OSFR President Mike Roth speaks the truth and of reality, something our water leaders want to avoid. The serious measures that he mentions at the end of his article are not coming now. We wonder when, if ever.
Yes, growth and much more will be curtailed when we have no clean water.
Read this article here on line in the Gainesville Sun. It will appear in the Sunday, June 30 hard copy.
Comments by OSFR historian Jim Tatum.
-A river is like a life: once taken, it cannot be brought back-
Mike Roth: State officials paying lip service to water quality
By Mike Roth / Special to The Sun
A growing recognition of the degradation of water quality nationwide led to federal legislation in 2002 to establish Total Maximum Daily Loads for waterways, representing the maximum quantity of pollutants that a waterway could safely integrate.
The Florida Legislature directed the Department of Environmental Protection, in order to fairly allocate TMDLs among dischargers of pollutants, to create Basin Management Action Plans for various defined watershed basins.
The Santa Fe River Basin BMAP was created in 2012, which documented the various pollution sources, set water-quality goals and provided a set of recommended guidelines as a planning tool to attain those goals. Agriculture, the biggest nitrogen polluter in the Santa Fe basin, was prescribed a set of best management practices that farms were asked to voluntarily follow.
Other stakeholders (industry, lawn care/golf course denizens, power plant producers, etc.) were also asked through the BMAP to curtail their polluting by various means. No requirements were set and no penalties prescribed; this was to be a voluntary effort by all stakeholders (even though the legislative directive was for more forceful measures).
No particular time frame was established in the BMAP and, in 2018, a study of waters in various areas in the Santa Fe River basin demonstrated that the nitrogen content was unchanged. The Legislature apparently realized earlier that progress was too slow and passed the Springs Restoration Act in 2016 that required the creation of … Basin Management Action Plans by July 1, 2018. (Sound familiar?)
So, the Department of Environmental Protection created new plans, and introduced the first draft of the new document five weeks before it was mandated to be implemented. And, in this “new” document, polluting sources were identified, agriculture was prescribed best management practices and other stakeholders were asked to curtail polluting by various means. Outside of some changes to the rules regarding septic systems, no requirements were set and no penalties prescribed.
What do you think the BMAP of 2023 will look like?
The Legislature can demonstrate that it is doing something about the growing pollution of our waterways, and the Department of Environmental Protection can show that it’s working diligently to follow the lead of the Legislature, and the waters of Florida continue to degrade. This is because, despite all this lip service, the leadership of Florida does not have the political will to rein in its constituents in any kind of forceful manner. (Except for the unlucky individuals consisting of a minor percentage of polluters who are trying to put a septic system on less than one acre.)
Water has a significant value, and yet its users (and abusers) are not forced to pay for it. Why? Is it because it might cause the curtailment of growth?
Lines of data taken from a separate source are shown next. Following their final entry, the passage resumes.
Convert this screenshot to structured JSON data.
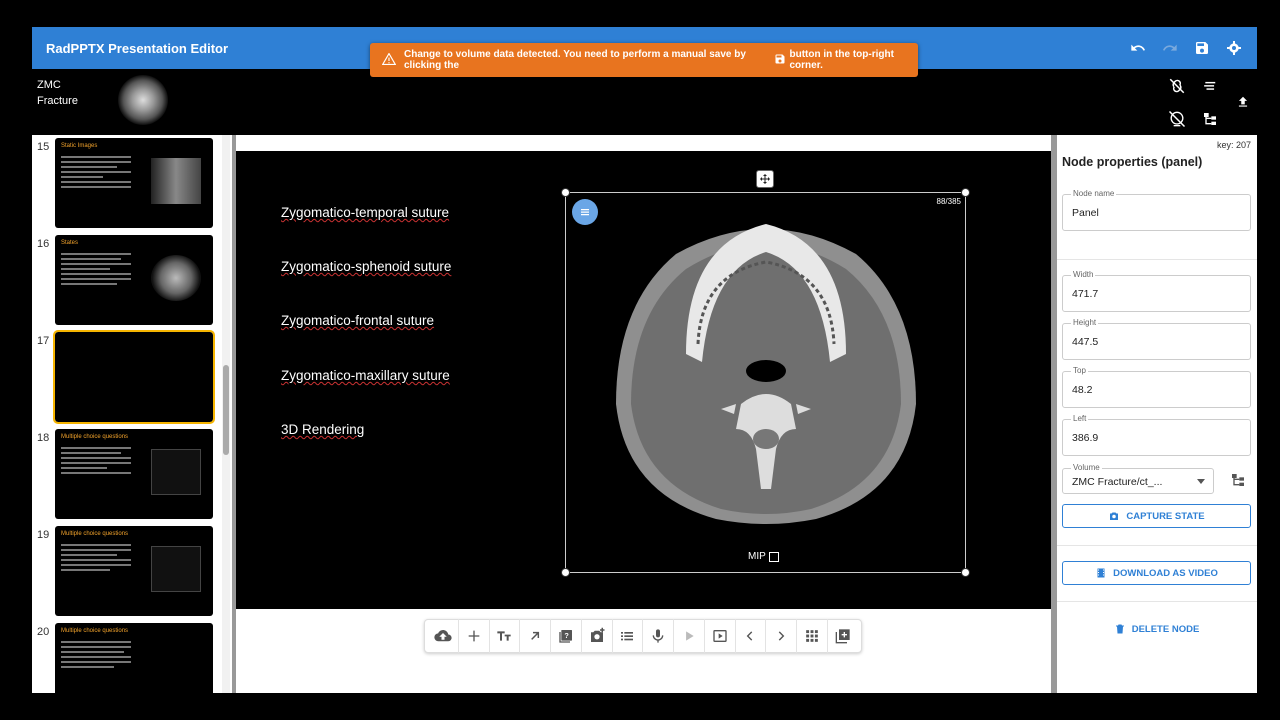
{
  "app": {
    "title": "RadPPTX Presentation Editor"
  },
  "toast": {
    "text_before": "Change to volume data detected. You need to perform a manual save by clicking the",
    "text_after": "button in the top-right corner."
  },
  "topbar": {
    "icons": [
      "undo-icon",
      "redo-icon",
      "save-icon",
      "settings-icon"
    ]
  },
  "presentation": {
    "name_line1": "ZMC",
    "name_line2": "Fracture"
  },
  "slides": [
    {
      "num": "15",
      "title": "Static Images",
      "selected": false
    },
    {
      "num": "16",
      "title": "States",
      "selected": false
    },
    {
      "num": "17",
      "title": "",
      "selected": true
    },
    {
      "num": "18",
      "title": "Multiple choice questions",
      "selected": false
    },
    {
      "num": "19",
      "title": "Multiple choice questions",
      "selected": false
    },
    {
      "num": "20",
      "title": "Multiple choice questions",
      "selected": false
    }
  ],
  "slide": {
    "bullets": [
      "Zygomatico-temporal suture",
      "Zygomatico-sphenoid suture",
      "Zygomatico-frontal suture",
      "Zygomatico-maxillary suture",
      "3D Rendering"
    ],
    "slice_counter": "88/385",
    "mip_label": "MIP"
  },
  "properties": {
    "key_label": "key: 207",
    "heading": "Node properties (panel)",
    "node_name_label": "Node name",
    "node_name": "Panel",
    "width_label": "Width",
    "width": "471.7",
    "height_label": "Height",
    "height": "447.5",
    "top_label": "Top",
    "top": "48.2",
    "left_label": "Left",
    "left": "386.9",
    "volume_label": "Volume",
    "volume": "ZMC Fracture/ct_...",
    "capture_label": "CAPTURE STATE",
    "download_label": "DOWNLOAD AS VIDEO",
    "delete_label": "DELETE NODE"
  },
  "colors": {
    "brand": "#2f80d5",
    "toast": "#e8741f",
    "selected": "#f5b400",
    "accent_title": "#f1a22b"
  }
}
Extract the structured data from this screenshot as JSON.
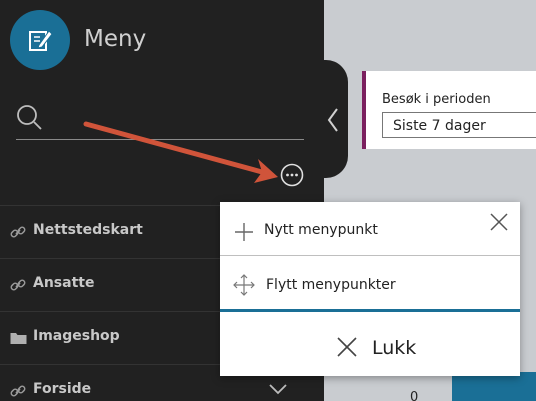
{
  "sidebar": {
    "title": "Meny",
    "search": {
      "placeholder": "",
      "value": ""
    },
    "items": [
      {
        "label": "Nettstedskart",
        "icon": "link-icon"
      },
      {
        "label": "Ansatte",
        "icon": "link-icon"
      },
      {
        "label": "Imageshop",
        "icon": "folder-icon"
      },
      {
        "label": "Forside",
        "icon": "link-icon"
      }
    ]
  },
  "content": {
    "card_label": "Besøk i perioden",
    "select_value": "Siste 7 dager",
    "axis_zero": "0"
  },
  "popup": {
    "new_item": "Nytt menypunkt",
    "move_items": "Flytt menypunkter",
    "close": "Lukk"
  },
  "colors": {
    "sidebar_bg": "#212121",
    "accent_blue": "#1a6f96",
    "card_accent": "#7a1f5e",
    "arrow": "#d0543a"
  }
}
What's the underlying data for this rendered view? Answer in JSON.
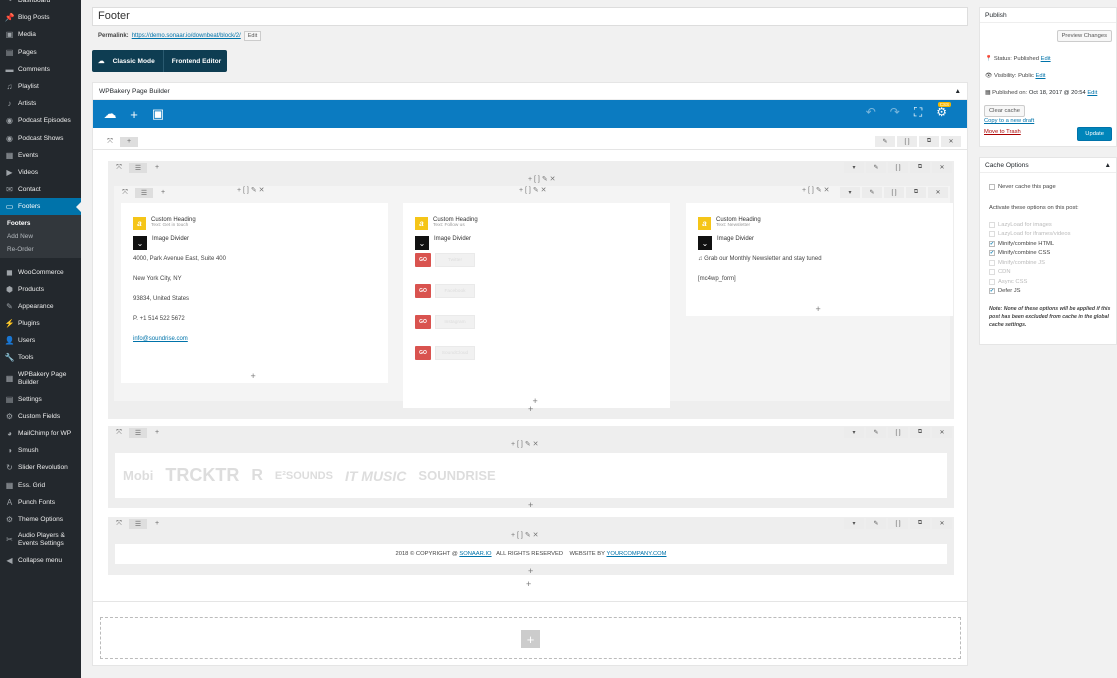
{
  "sidebar": {
    "items": [
      {
        "label": "Dashboard",
        "icon": "gauge-icon"
      },
      {
        "label": "Blog Posts",
        "icon": "pin-icon"
      },
      {
        "label": "Media",
        "icon": "media-icon"
      },
      {
        "label": "Pages",
        "icon": "page-icon"
      },
      {
        "label": "Comments",
        "icon": "comment-icon"
      },
      {
        "label": "Playlist",
        "icon": "playlist-icon"
      },
      {
        "label": "Artists",
        "icon": "artist-icon"
      },
      {
        "label": "Podcast Episodes",
        "icon": "podcast-icon"
      },
      {
        "label": "Podcast Shows",
        "icon": "podcast-icon"
      },
      {
        "label": "Events",
        "icon": "calendar-icon"
      },
      {
        "label": "Videos",
        "icon": "video-icon"
      },
      {
        "label": "Contact",
        "icon": "mail-icon"
      },
      {
        "label": "Footers",
        "icon": "footer-icon"
      }
    ],
    "submenu": [
      "Footers",
      "Add New",
      "Re-Order"
    ],
    "items2": [
      {
        "label": "WooCommerce",
        "icon": "woo-icon"
      },
      {
        "label": "Products",
        "icon": "box-icon"
      },
      {
        "label": "Appearance",
        "icon": "brush-icon"
      },
      {
        "label": "Plugins",
        "icon": "plug-icon"
      },
      {
        "label": "Users",
        "icon": "user-icon"
      },
      {
        "label": "Tools",
        "icon": "wrench-icon"
      },
      {
        "label": "WPBakery Page Builder",
        "icon": "wpb-icon"
      },
      {
        "label": "Settings",
        "icon": "settings-icon"
      },
      {
        "label": "Custom Fields",
        "icon": "gear-icon"
      },
      {
        "label": "MailChimp for WP",
        "icon": "mailchimp-icon"
      },
      {
        "label": "Smush",
        "icon": "smush-icon"
      },
      {
        "label": "Slider Revolution",
        "icon": "refresh-icon"
      },
      {
        "label": "Ess. Grid",
        "icon": "grid-icon"
      },
      {
        "label": "Punch Fonts",
        "icon": "font-icon"
      },
      {
        "label": "Theme Options",
        "icon": "gear-icon"
      },
      {
        "label": "Audio Players & Events Settings",
        "icon": "tools-icon"
      },
      {
        "label": "Collapse menu",
        "icon": "collapse-icon"
      }
    ]
  },
  "editor": {
    "title": "Footer",
    "permalink_label": "Permalink:",
    "permalink_url": "https://demo.sonaar.io/downbeat/block/2/",
    "edit": "Edit",
    "classic_mode": "Classic Mode",
    "frontend_editor": "Frontend Editor",
    "wpb_title": "WPBakery Page Builder",
    "badge": "CSS"
  },
  "columns": [
    {
      "heading": "Custom Heading",
      "sub": "Text: Get in touch",
      "divider": "Image Divider",
      "lines": [
        "4000, Park Avenue East, Suite 400",
        "New York City, NY",
        "93834, United States",
        "P. +1 514 522 5672",
        "info@soundrise.com"
      ]
    },
    {
      "heading": "Custom Heading",
      "sub": "Text: Follow us",
      "divider": "Image Divider",
      "go": "GO",
      "buttons": [
        "Twitter",
        "Facebook",
        "Instagram",
        "SoundCloud"
      ]
    },
    {
      "heading": "Custom Heading",
      "sub": "Text: Newsletter",
      "divider": "Image Divider",
      "lines": [
        "♫ Grab our Monthly Newsletter and stay tuned",
        "[mc4wp_form]"
      ]
    }
  ],
  "logos": [
    "Mobi",
    "TRCKTR",
    "R",
    "E²SOUNDS",
    "IT MUSIC",
    "SOUNDRISE"
  ],
  "copyright": {
    "pre": "2018 © COPYRIGHT @ ",
    "brand": "SONAAR.IO",
    "mid": "   ALL RIGHTS RESERVED    WEBSITE BY ",
    "company": "YOURCOMPANY.COM"
  },
  "publish": {
    "title": "Publish",
    "preview": "Preview Changes",
    "status_label": "Status:",
    "status": "Published",
    "visibility_label": "Visibility:",
    "visibility": "Public",
    "published_label": "Published on:",
    "published": "Oct 18, 2017 @ 20:54",
    "edit": "Edit",
    "clear_cache": "Clear cache",
    "copy_draft": "Copy to a new draft",
    "trash": "Move to Trash",
    "update": "Update"
  },
  "cache": {
    "title": "Cache Options",
    "never": "Never cache this page",
    "activate": "Activate these options on this post:",
    "options": [
      {
        "label": "LazyLoad for images",
        "checked": false,
        "disabled": true
      },
      {
        "label": "LazyLoad for iframes/videos",
        "checked": false,
        "disabled": true
      },
      {
        "label": "Minify/combine HTML",
        "checked": true,
        "disabled": false
      },
      {
        "label": "Minify/combine CSS",
        "checked": true,
        "disabled": false
      },
      {
        "label": "Minify/combine JS",
        "checked": false,
        "disabled": true
      },
      {
        "label": "CDN",
        "checked": false,
        "disabled": true
      },
      {
        "label": "Async CSS",
        "checked": false,
        "disabled": true
      },
      {
        "label": "Defer JS",
        "checked": true,
        "disabled": false
      }
    ],
    "note": "Note: None of these options will be applied if this post has been excluded from cache in the global cache settings."
  }
}
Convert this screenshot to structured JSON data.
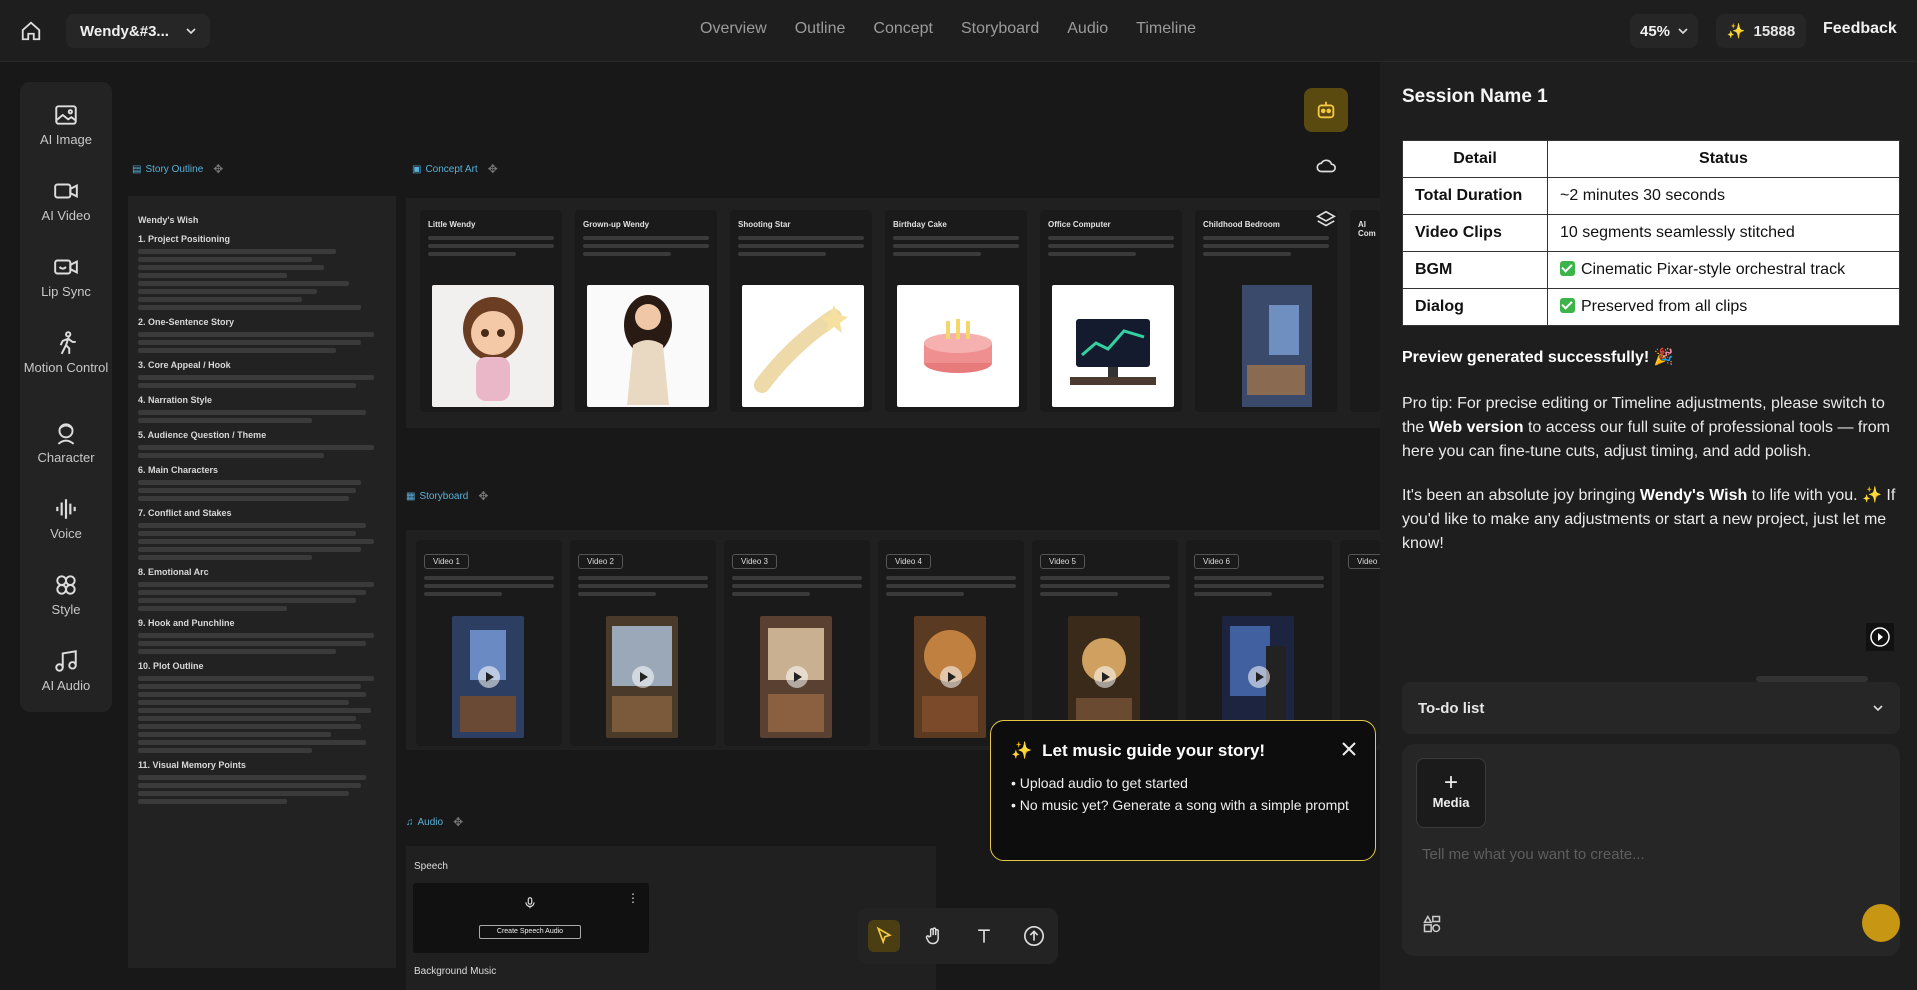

Wait until you see the curtailment of growth when the water is polluted beyond use — oh, right, that won’t be until our grandchildren attain the majority.
This lack of political will was front and center at the last Suwannee River Water Management District board meeting, where the staff scientists used studies and data to recommend that the board designate an additional portion of the Santa Fe River as a “cautionary” area (some of the district is already so designated). Despite the scientific evidence, two members of the governor’s hand-picked board became downright whiny about the need to classify it so.
They were afraid it would make it look like our waterways were in trouble. Are they really that out of touch?
If we want Florida to turn into the nation’s toilet, we’re well on our way. But if we want to preserve the unique beauty that is the Florida we inherited, serious measures — measures that may not get the financial support of big agriculture and big industry, but are the right thing to do, are necessary, and soon.
Mike Roth is president of Our Santa Fe River Inc.